DEVELOPMENT AND SIGNIFICANCE OF THE OZONE HOLE
Compounds known as chlorofluorocarbons (CFCs) were introduced in the 1930s as a safer alternative to toxic ammonia, the chief refrigerant in use before the development of CFCs. Chlorofluorocarbons consist of carbon, fluorine and chlorine atoms and whilst present in the troposphere, they remain virtually intact without decomposing. The compounds linger in the lowest layer of the Earth’s atmosphere for many decades before slowly diffusing into the stratosphere. Here, in the stratosphere, chlorofluorocarbons undergo various chemical processes that cause the separation of chlorine atoms from the main compound. It is these chlorine free radicals which work to destroy stratospheric ozone and have contributed to the development of the ozone hole.
FORMATION OF THE OZONE HOLE
In the presence of high energy ultraviolet radiation (U.V.), CFC molecules decompose, resulting in the release of free chlorine atoms. This process is known as photodissociation.
CCl2F2(g) + U.V. light CClF2(g) + Cl(g)
OZONE DESTRUCTION: The chlorine atom attacks an ozone molecule, resulting in the formation of a chlorine monoxide molecule (ClO) and an ordinary oxygen molecule. The compounds produced due to the destruction of ozone, are not capable of absorbing ultraviolet radiation.
Cl(g) + O3(g) ClO(g) + O2(g)

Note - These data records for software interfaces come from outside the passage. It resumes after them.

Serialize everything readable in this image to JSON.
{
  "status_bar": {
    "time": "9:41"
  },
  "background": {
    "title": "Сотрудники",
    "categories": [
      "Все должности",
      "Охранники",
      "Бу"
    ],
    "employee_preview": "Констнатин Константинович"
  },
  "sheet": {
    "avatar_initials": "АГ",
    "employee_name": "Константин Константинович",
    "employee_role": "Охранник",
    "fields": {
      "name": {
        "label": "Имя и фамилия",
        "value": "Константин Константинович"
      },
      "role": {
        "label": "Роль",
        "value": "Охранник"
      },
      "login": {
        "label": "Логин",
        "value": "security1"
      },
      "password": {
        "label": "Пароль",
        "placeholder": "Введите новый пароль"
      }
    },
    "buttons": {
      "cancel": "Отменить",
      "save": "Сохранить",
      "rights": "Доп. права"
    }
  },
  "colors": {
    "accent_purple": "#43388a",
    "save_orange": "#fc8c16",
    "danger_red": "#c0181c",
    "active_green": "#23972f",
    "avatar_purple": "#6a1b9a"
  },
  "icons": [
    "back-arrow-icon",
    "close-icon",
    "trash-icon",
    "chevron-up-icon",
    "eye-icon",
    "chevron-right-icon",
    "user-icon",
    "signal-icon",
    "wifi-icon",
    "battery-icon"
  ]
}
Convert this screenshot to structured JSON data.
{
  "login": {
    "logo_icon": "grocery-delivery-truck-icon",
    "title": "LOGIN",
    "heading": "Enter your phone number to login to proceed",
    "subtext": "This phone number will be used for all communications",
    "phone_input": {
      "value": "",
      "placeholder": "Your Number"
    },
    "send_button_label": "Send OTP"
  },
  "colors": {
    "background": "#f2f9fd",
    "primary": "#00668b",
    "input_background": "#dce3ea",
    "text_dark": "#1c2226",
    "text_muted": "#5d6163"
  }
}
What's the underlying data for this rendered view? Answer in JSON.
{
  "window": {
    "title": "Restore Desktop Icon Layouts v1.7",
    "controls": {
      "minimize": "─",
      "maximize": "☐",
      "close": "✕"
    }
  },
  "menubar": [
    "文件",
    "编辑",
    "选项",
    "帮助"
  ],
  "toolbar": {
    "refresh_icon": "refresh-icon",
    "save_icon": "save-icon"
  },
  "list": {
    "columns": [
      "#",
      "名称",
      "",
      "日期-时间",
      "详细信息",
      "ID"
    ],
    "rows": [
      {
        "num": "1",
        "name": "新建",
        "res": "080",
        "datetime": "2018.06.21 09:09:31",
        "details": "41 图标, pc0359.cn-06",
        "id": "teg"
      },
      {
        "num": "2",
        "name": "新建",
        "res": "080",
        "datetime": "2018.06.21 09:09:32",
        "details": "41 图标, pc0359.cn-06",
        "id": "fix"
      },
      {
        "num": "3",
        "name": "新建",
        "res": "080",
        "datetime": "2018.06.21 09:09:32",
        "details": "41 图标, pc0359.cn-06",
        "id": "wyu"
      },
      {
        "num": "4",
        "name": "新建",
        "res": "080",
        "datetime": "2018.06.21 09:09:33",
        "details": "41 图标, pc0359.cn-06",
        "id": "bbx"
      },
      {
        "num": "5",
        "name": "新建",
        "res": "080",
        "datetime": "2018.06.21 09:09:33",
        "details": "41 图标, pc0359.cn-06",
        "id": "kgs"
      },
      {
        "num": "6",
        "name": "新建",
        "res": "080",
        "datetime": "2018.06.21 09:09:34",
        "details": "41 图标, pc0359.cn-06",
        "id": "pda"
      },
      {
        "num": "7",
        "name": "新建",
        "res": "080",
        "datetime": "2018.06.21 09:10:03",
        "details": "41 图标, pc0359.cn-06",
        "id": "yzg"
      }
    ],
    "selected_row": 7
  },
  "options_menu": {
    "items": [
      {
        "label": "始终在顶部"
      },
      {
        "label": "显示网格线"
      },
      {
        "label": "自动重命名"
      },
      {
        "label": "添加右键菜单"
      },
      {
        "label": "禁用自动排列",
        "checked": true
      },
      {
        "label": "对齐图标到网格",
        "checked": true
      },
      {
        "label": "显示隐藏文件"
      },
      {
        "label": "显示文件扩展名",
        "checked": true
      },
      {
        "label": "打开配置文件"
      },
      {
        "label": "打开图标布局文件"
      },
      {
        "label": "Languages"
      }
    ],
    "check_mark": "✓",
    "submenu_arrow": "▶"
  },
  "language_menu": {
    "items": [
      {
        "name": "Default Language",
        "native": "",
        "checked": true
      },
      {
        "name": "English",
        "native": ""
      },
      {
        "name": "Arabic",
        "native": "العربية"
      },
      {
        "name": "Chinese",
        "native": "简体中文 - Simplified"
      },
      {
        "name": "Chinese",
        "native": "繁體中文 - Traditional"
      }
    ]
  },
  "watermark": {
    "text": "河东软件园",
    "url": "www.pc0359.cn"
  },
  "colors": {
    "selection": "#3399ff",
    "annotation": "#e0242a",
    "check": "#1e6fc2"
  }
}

REGENERATING CHLORINE RADICALS: The chlorine monoxide molecule reacts with a free oxygen atom, producing an oxygen molecule and a chlorine free radical, that is capable of attacking other ozone molecules. Thus, the cycle of ozone depletion continues on. Indeed, as a consequence of the endless cycle, one chlorine atom may destroy thousands of ozone molecules.
ClO(g) + O(g) Cl(g) + O2(g)
In the 1970s, scientists, Paul Crutzen, Mario Molina and Sherwood Rowland, were the first to realise the possible detrimental effects of man-made chemicals (including chlorofluorocarbons) on the ozone layer. They were awarded the Nobel Prize in...